Activity -
Look for "your" in the listing below. Gather each line that contains it.
-- Given records follows --
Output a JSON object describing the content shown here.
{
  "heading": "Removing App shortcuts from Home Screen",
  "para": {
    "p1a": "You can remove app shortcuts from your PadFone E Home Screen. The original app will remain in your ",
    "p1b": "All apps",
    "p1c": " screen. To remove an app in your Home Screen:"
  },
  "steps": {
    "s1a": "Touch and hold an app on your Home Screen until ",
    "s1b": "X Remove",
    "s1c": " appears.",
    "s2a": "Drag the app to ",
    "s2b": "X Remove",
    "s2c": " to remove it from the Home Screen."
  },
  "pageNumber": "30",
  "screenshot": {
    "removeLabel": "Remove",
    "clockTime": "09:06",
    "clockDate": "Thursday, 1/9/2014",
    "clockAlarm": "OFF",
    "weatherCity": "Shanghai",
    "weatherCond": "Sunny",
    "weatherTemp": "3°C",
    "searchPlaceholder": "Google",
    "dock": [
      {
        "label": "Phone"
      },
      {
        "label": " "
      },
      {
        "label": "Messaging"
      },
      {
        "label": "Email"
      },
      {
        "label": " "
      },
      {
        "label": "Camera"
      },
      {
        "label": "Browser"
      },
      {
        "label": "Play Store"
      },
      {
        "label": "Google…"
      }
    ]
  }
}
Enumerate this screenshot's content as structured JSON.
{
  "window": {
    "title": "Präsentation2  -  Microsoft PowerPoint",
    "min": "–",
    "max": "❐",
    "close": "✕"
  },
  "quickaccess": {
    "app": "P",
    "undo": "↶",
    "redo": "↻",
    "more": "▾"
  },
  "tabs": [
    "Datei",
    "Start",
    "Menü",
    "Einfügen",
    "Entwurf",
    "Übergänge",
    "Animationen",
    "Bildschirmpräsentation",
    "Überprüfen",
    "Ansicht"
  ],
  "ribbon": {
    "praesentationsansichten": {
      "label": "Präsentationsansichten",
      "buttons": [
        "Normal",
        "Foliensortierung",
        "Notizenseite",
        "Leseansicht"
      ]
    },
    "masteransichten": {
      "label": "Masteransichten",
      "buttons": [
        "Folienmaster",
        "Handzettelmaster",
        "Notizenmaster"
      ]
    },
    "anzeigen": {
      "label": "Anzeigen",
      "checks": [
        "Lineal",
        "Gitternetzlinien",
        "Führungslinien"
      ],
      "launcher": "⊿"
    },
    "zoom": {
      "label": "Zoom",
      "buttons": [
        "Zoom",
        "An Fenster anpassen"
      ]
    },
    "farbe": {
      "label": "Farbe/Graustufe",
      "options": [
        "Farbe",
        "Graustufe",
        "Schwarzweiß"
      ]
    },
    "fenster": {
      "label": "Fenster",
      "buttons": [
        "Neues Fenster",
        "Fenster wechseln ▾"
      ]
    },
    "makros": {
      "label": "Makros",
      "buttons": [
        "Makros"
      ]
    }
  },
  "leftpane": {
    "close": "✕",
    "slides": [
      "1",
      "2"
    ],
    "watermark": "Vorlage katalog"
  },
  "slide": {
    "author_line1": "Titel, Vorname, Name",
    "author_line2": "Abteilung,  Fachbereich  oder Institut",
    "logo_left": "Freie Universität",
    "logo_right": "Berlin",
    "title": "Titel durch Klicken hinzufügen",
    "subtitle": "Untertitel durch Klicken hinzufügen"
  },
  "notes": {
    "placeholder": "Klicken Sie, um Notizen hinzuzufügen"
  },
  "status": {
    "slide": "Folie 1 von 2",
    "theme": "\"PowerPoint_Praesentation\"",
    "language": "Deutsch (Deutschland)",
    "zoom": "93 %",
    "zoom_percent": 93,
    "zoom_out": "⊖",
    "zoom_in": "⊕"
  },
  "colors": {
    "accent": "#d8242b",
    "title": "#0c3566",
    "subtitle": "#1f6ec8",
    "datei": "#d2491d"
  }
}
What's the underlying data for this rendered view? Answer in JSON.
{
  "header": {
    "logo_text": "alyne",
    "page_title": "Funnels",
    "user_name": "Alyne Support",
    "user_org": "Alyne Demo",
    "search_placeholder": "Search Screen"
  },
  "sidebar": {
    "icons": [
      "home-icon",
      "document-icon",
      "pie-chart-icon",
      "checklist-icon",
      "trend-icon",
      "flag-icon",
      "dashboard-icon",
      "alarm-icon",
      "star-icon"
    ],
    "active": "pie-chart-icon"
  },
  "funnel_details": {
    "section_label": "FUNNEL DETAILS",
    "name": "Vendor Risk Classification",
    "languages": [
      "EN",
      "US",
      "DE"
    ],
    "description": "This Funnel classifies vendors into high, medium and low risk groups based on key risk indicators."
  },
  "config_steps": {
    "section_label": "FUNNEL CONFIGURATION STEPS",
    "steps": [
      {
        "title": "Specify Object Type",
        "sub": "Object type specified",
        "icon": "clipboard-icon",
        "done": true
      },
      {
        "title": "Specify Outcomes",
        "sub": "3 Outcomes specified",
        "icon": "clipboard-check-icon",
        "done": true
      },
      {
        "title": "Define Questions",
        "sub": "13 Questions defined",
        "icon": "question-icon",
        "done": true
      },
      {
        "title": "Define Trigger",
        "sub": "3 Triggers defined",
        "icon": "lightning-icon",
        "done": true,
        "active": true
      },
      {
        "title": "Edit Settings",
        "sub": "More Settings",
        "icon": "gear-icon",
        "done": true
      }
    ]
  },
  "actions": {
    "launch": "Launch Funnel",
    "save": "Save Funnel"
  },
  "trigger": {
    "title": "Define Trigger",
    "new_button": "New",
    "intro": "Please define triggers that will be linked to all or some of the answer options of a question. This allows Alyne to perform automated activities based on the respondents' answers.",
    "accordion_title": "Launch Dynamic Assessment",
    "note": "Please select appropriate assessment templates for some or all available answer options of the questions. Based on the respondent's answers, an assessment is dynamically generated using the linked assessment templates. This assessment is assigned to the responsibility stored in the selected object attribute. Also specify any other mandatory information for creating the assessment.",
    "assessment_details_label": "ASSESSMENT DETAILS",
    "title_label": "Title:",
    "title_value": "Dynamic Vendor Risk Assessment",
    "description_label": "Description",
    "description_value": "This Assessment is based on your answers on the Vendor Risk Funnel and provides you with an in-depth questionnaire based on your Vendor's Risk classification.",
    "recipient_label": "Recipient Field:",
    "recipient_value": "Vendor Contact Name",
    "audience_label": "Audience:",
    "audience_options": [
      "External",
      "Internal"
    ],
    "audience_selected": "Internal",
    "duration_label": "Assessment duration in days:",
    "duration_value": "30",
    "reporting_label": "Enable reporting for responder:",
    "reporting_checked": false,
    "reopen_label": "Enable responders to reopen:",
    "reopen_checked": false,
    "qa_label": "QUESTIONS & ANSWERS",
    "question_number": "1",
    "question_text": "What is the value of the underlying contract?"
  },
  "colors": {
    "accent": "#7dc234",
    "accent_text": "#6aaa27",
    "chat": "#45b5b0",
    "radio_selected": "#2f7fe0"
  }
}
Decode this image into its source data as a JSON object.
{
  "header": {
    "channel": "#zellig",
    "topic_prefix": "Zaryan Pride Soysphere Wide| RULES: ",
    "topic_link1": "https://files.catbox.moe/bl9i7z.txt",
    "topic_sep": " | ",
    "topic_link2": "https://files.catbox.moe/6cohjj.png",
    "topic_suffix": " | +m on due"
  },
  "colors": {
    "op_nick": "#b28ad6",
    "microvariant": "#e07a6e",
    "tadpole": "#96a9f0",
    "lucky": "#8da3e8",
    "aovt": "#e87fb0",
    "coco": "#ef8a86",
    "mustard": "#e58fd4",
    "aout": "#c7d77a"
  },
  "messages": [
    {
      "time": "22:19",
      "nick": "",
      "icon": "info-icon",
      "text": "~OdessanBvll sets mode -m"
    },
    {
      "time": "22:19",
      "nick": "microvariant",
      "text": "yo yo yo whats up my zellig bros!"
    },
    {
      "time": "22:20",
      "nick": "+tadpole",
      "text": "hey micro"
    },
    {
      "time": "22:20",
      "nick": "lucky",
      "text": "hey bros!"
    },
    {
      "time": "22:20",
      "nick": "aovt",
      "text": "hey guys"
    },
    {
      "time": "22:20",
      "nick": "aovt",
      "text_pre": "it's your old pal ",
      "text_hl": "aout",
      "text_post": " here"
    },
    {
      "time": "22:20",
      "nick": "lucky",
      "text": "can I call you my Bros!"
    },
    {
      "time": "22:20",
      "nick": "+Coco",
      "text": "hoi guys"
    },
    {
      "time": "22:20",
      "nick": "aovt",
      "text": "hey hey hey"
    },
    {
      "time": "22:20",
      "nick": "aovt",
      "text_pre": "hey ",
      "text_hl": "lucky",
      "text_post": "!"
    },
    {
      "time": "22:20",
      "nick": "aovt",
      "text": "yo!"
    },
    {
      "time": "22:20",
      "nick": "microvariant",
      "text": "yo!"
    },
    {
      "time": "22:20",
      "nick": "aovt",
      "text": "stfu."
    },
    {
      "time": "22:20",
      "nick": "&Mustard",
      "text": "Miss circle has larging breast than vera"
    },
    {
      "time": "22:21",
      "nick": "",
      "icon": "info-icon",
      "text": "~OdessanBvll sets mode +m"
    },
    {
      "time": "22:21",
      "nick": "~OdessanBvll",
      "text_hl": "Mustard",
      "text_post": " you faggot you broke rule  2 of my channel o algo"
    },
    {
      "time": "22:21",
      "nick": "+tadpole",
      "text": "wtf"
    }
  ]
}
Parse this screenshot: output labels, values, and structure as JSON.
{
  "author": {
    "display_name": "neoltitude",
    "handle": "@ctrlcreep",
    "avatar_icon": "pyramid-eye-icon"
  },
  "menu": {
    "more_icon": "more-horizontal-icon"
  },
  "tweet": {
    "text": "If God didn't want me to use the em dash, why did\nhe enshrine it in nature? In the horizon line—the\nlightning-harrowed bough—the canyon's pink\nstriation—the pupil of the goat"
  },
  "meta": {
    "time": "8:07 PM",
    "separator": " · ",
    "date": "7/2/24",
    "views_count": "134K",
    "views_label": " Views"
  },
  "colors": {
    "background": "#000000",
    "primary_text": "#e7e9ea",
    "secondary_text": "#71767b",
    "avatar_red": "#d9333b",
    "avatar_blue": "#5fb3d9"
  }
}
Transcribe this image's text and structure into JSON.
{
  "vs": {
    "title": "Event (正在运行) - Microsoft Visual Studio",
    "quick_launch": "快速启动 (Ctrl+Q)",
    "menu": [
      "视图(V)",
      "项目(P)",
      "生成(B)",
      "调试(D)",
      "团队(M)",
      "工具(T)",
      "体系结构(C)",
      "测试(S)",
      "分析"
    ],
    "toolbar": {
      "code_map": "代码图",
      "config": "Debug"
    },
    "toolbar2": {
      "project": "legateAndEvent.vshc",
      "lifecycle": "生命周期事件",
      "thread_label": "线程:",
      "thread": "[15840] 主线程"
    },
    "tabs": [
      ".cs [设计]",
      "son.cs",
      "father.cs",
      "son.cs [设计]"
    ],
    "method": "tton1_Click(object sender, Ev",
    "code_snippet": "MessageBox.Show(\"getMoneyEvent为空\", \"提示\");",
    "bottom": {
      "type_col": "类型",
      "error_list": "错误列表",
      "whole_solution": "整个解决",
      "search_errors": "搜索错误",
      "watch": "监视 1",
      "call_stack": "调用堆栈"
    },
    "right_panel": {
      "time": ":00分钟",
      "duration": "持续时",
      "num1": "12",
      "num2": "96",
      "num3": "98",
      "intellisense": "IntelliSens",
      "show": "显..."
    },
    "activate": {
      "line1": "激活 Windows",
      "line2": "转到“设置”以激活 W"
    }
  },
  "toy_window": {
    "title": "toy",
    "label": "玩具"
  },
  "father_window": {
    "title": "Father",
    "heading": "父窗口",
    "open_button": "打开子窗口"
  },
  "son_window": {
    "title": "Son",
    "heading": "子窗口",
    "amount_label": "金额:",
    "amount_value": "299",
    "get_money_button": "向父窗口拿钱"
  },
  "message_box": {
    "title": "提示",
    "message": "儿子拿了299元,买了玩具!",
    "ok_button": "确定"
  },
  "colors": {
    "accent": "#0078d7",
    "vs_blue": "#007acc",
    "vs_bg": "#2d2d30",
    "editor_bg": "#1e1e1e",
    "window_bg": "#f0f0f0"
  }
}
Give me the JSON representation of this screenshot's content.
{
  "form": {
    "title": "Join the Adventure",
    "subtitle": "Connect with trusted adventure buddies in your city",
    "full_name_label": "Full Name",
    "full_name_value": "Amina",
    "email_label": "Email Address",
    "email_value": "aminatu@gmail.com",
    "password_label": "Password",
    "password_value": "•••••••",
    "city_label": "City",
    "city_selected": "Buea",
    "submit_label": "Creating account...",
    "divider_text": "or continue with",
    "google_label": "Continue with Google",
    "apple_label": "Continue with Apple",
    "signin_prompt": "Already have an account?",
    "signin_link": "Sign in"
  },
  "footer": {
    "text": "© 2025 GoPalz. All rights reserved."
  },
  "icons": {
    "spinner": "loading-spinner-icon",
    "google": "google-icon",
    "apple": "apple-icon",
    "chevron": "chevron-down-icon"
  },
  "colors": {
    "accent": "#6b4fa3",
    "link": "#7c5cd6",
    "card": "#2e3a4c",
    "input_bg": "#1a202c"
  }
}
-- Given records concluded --
Exercise response -
    "p1a": "You can remove app shortcuts from your PadFone E Home Screen. The original app will remain in your ",
    "p1c": " screen. To remove an app in your Home Screen:"
    "s1a": "Touch and hold an app on your Home Screen until ",
    "description_value": "This Assessment is based on your answers on the Vendor Risk Funnel and provides you with an in-depth questionnaire based on your Vendor's Risk classification.",
      "text_pre": "it's your old pal ",
    "subtitle": "Connect with trusted adventure buddies in your city",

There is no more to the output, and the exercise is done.